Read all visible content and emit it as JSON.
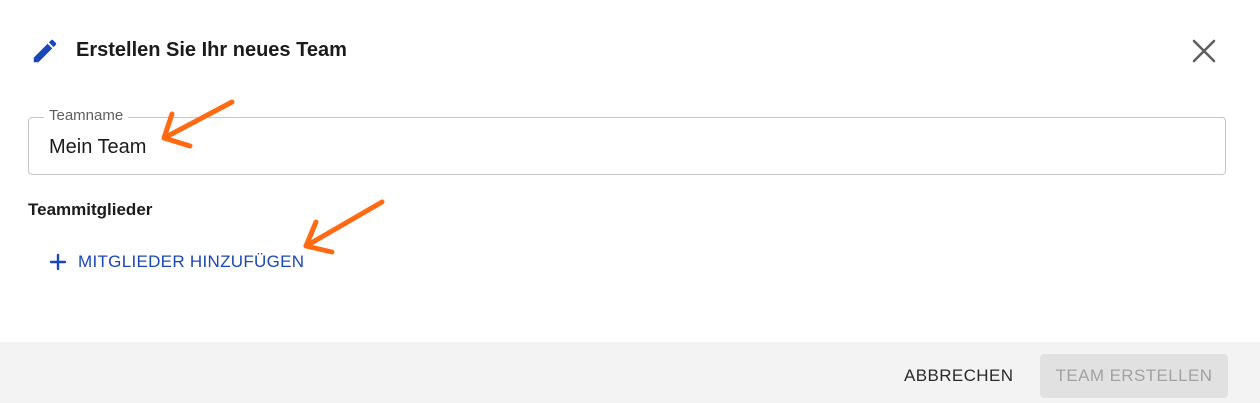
{
  "dialog": {
    "title": "Erstellen Sie Ihr neues Team",
    "icons": {
      "header": "pencil-icon",
      "close": "close-icon"
    },
    "accent_color": "#1a47b8"
  },
  "team_name_field": {
    "label": "Teamname",
    "value": "Mein Team"
  },
  "members": {
    "label": "Teammitglieder",
    "add_button_label": "MITGLIEDER HINZUFÜGEN",
    "add_icon": "plus-icon"
  },
  "footer": {
    "cancel_label": "ABBRECHEN",
    "create_label": "TEAM ERSTELLEN",
    "create_disabled": true
  },
  "annotations": {
    "arrow_color": "#ff6a13"
  }
}
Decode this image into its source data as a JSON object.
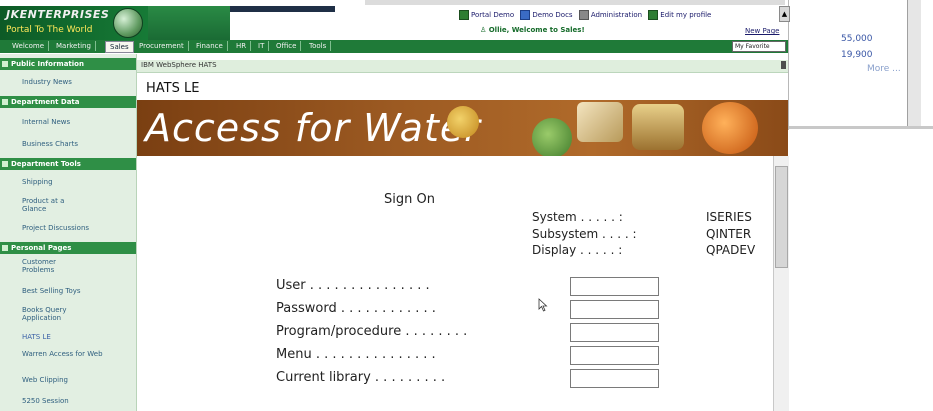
{
  "background_window": {
    "values": [
      "55,000",
      "19,900"
    ],
    "more_link": "More ..."
  },
  "header": {
    "logo_line1": "JKENTERPRISES",
    "logo_line2": "Portal To The World",
    "nav_links": [
      "Portal Demo",
      "Demo Docs",
      "Administration",
      "Edit my profile"
    ],
    "welcome": "Ollie, Welcome to Sales!",
    "new_page": "New Page"
  },
  "tabs": [
    "Welcome",
    "Marketing",
    "Sales",
    "Procurement",
    "Finance",
    "HR",
    "IT",
    "Office",
    "Tools"
  ],
  "active_tab": "Sales",
  "favorites": "My Favorite",
  "sidebar": {
    "sections": [
      {
        "title": "Public Information",
        "items": [
          "Industry News"
        ]
      },
      {
        "title": "Department Data",
        "items": [
          "Internal News",
          "Business Charts"
        ]
      },
      {
        "title": "Department Tools",
        "items": [
          "Shipping",
          "Product at a Glance",
          "Project Discussions"
        ]
      },
      {
        "title": "Personal Pages",
        "items": [
          "Customer Problems",
          "Best Selling Toys",
          "Books Query Application",
          "HATS LE",
          "Warren Access for Web",
          "Web Clipping",
          "5250 Session"
        ]
      }
    ],
    "selected": "HATS LE"
  },
  "portlet": {
    "title": "IBM WebSphere HATS",
    "hats_label": "HATS LE",
    "banner_title": "Access for Water"
  },
  "signon": {
    "title": "Sign On",
    "system_label": "System . . . . . :",
    "system_value": "ISERIES",
    "subsystem_label": "Subsystem . . . . :",
    "subsystem_value": "QINTER",
    "display_label": "Display . . . . . :",
    "display_value": "QPADEV",
    "fields": [
      {
        "label": "User . . . . . . . . . . . . . . .",
        "value": ""
      },
      {
        "label": "Password . . . . . . . . . . . .",
        "value": ""
      },
      {
        "label": "Program/procedure . . . . . . . .",
        "value": ""
      },
      {
        "label": "Menu . . . . . . . . . . . . . . .",
        "value": ""
      },
      {
        "label": "Current library . . . . . . . . .",
        "value": ""
      }
    ]
  },
  "colors": {
    "portal_green": "#1f7a38",
    "sidebar_bg": "#e2efe2",
    "banner_brown": "#9c5a22"
  }
}
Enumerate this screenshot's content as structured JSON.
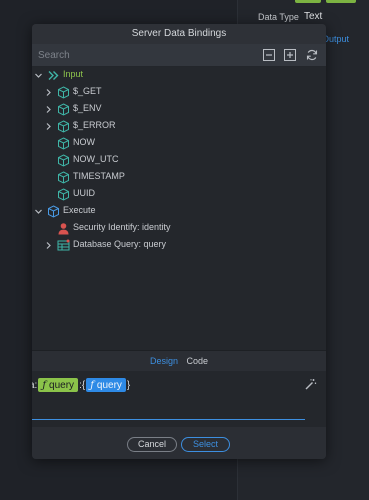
{
  "background": {
    "data_type_label": "Data Type",
    "data_type_value": "Text",
    "output_label": "Output"
  },
  "dialog": {
    "title": "Server Data Bindings",
    "search_placeholder": "Search",
    "toolbar_icons": [
      "collapse-all-icon",
      "expand-all-icon",
      "refresh-icon"
    ],
    "tree": {
      "input": {
        "label": "Input",
        "children": [
          {
            "label": "$_GET",
            "expandable": true
          },
          {
            "label": "$_ENV",
            "expandable": true
          },
          {
            "label": "$_ERROR",
            "expandable": true
          },
          {
            "label": "NOW",
            "expandable": false
          },
          {
            "label": "NOW_UTC",
            "expandable": false
          },
          {
            "label": "TIMESTAMP",
            "expandable": false
          },
          {
            "label": "UUID",
            "expandable": false
          }
        ]
      },
      "execute": {
        "label": "Execute",
        "children": [
          {
            "label": "Security Identify: identity",
            "expandable": false
          },
          {
            "label": "Database Query: query",
            "expandable": true
          }
        ]
      }
    },
    "tabs": {
      "design": "Design",
      "code": "Code"
    },
    "expression": {
      "prefix": "a:",
      "separator": ":",
      "suffix": "}",
      "chip_green": {
        "glyph": "ƒ",
        "label": "query"
      },
      "chip_blue": {
        "glyph": "ƒ",
        "label": "query"
      }
    },
    "buttons": {
      "cancel": "Cancel",
      "select": "Select"
    }
  },
  "colors": {
    "accent": "#3d8fe0",
    "selected_text": "#8fc64d",
    "chip_green": "#8bc34a",
    "chip_blue": "#2e8ae6"
  }
}
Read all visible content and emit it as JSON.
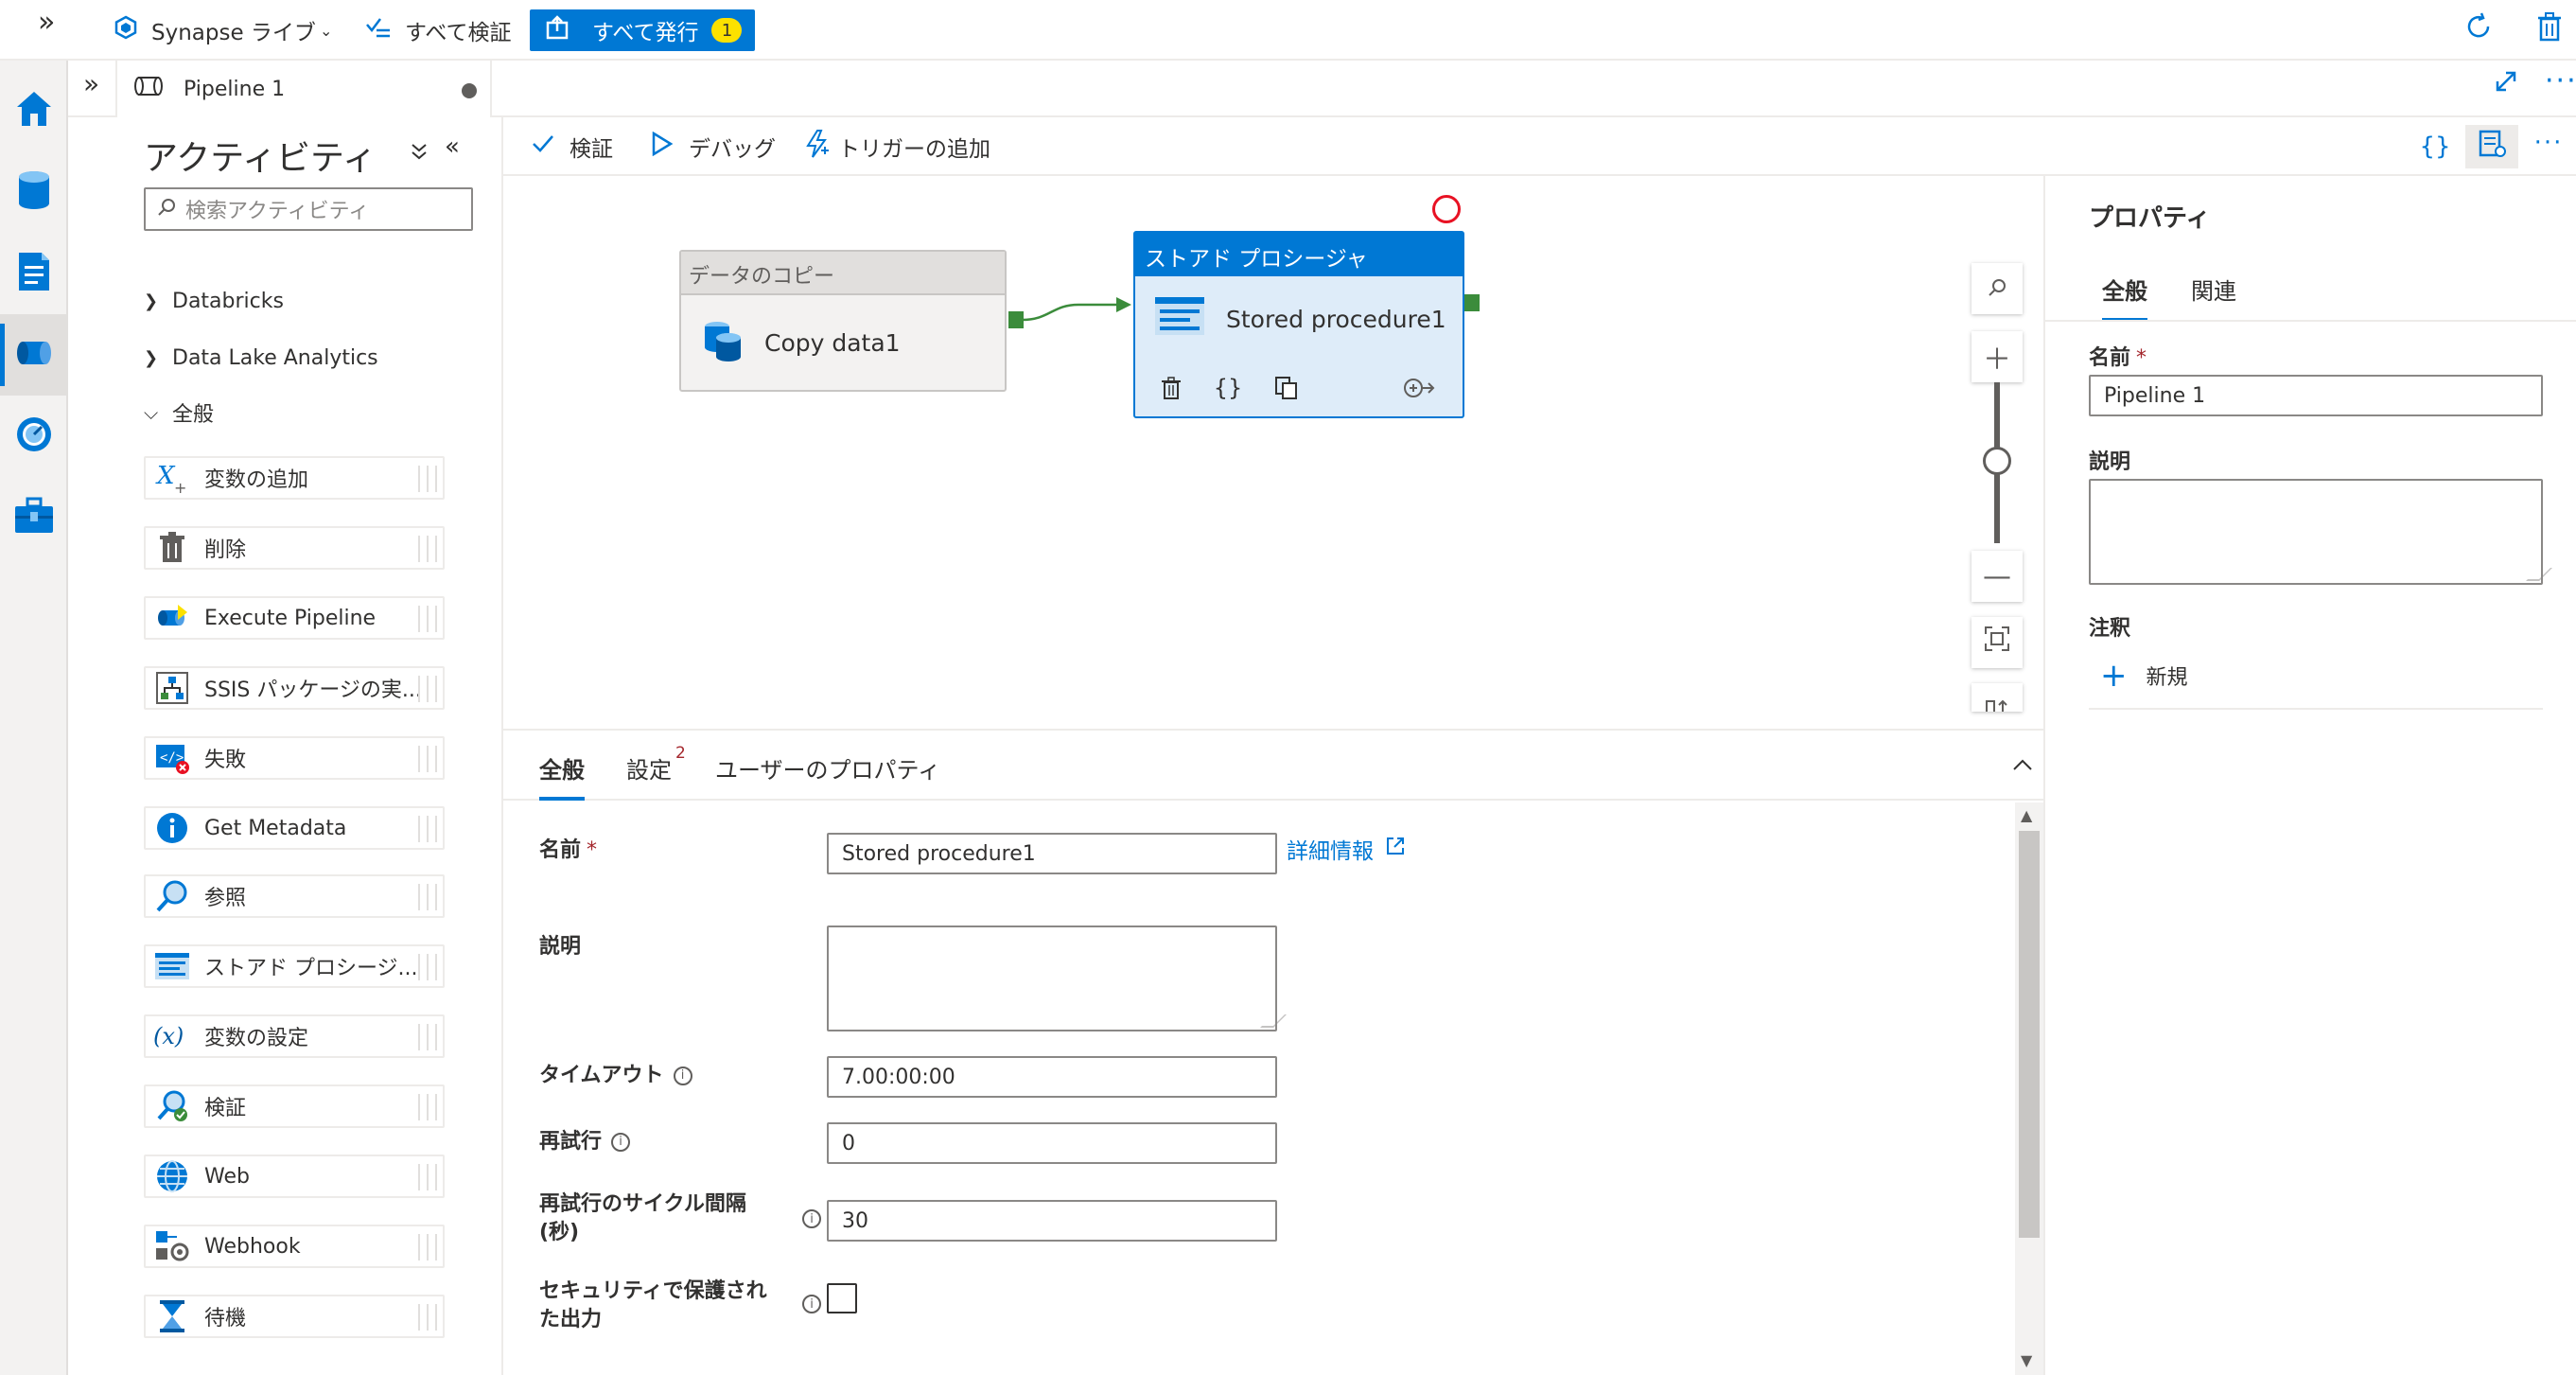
{
  "topbar": {
    "expand_label": "»",
    "live_mode_label": "Synapse ライブ",
    "validate_all_label": "すべて検証",
    "publish_all_label": "すべて発行",
    "publish_badge": "1",
    "icons": [
      "synapse-live-icon",
      "validate-all-icon",
      "publish-icon",
      "refresh-icon",
      "discard-icon"
    ]
  },
  "nav": {
    "items": [
      "home",
      "data",
      "develop",
      "integrate",
      "monitor",
      "manage"
    ],
    "active": "integrate"
  },
  "tabbar": {
    "collapse_label": "»",
    "pipeline_tab_label": "Pipeline 1",
    "unsaved": true
  },
  "activities": {
    "title": "アクティビティ",
    "collapse_all_label": "⌄⌄",
    "hide_label": "«",
    "search_placeholder": "検索アクティビティ",
    "groups": [
      {
        "label": "Databricks",
        "expanded": false
      },
      {
        "label": "Data Lake Analytics",
        "expanded": false
      },
      {
        "label": "全般",
        "expanded": true
      }
    ],
    "items": [
      {
        "label": "変数の追加",
        "icon": "append-variable-icon"
      },
      {
        "label": "削除",
        "icon": "delete-activity-icon"
      },
      {
        "label": "Execute Pipeline",
        "icon": "execute-pipeline-icon"
      },
      {
        "label": "SSIS パッケージの実...",
        "icon": "ssis-package-icon"
      },
      {
        "label": "失敗",
        "icon": "fail-icon"
      },
      {
        "label": "Get Metadata",
        "icon": "get-metadata-icon"
      },
      {
        "label": "参照",
        "icon": "lookup-icon"
      },
      {
        "label": "ストアド プロシージ...",
        "icon": "stored-procedure-icon"
      },
      {
        "label": "変数の設定",
        "icon": "set-variable-icon"
      },
      {
        "label": "検証",
        "icon": "validation-icon"
      },
      {
        "label": "Web",
        "icon": "web-icon"
      },
      {
        "label": "Webhook",
        "icon": "webhook-icon"
      },
      {
        "label": "待機",
        "icon": "wait-icon"
      }
    ]
  },
  "pipeline_toolbar": {
    "validate_label": "検証",
    "debug_label": "デバッグ",
    "add_trigger_label": "トリガーの追加",
    "code_label": "{}",
    "more_label": "···"
  },
  "canvas": {
    "copy_node": {
      "header": "データのコピー",
      "name": "Copy data1"
    },
    "sp_node": {
      "header": "ストアド プロシージャ",
      "name": "Stored procedure1",
      "action_code": "{}"
    }
  },
  "bottom_panel": {
    "tabs": [
      {
        "label": "全般",
        "active": true
      },
      {
        "label": "設定",
        "badge": "2"
      },
      {
        "label": "ユーザーのプロパティ"
      }
    ],
    "fields": {
      "name_label": "名前",
      "name_value": "Stored procedure1",
      "required_mark": "*",
      "learn_more": "詳細情報",
      "description_label": "説明",
      "timeout_label": "タイムアウト",
      "timeout_value": "7.00:00:00",
      "retry_label": "再試行",
      "retry_value": "0",
      "retry_interval_label_1": "再試行のサイクル間隔",
      "retry_interval_label_2": "(秒)",
      "retry_interval_value": "30",
      "secure_output_label_1": "セキュリティで保護され",
      "secure_output_label_2": "た出力",
      "secure_output_checked": false,
      "info_glyph": "i"
    }
  },
  "properties": {
    "title": "プロパティ",
    "tabs": [
      {
        "label": "全般",
        "active": true
      },
      {
        "label": "関連"
      }
    ],
    "name_label": "名前",
    "required_mark": "*",
    "name_value": "Pipeline 1",
    "description_label": "説明",
    "annotations_label": "注釈",
    "new_label": "新規",
    "new_glyph": "+"
  },
  "colors": {
    "accent": "#0078d4",
    "selected_node_fill": "#deecf9",
    "success_port": "#3b8c3b",
    "error_ring": "#e81123",
    "badge": "#fce100"
  }
}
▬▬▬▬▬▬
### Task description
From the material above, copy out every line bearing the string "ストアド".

### Solution for this problem
        "label": "ストアド プロシージ...",
      "header": "ストアド プロシージャ",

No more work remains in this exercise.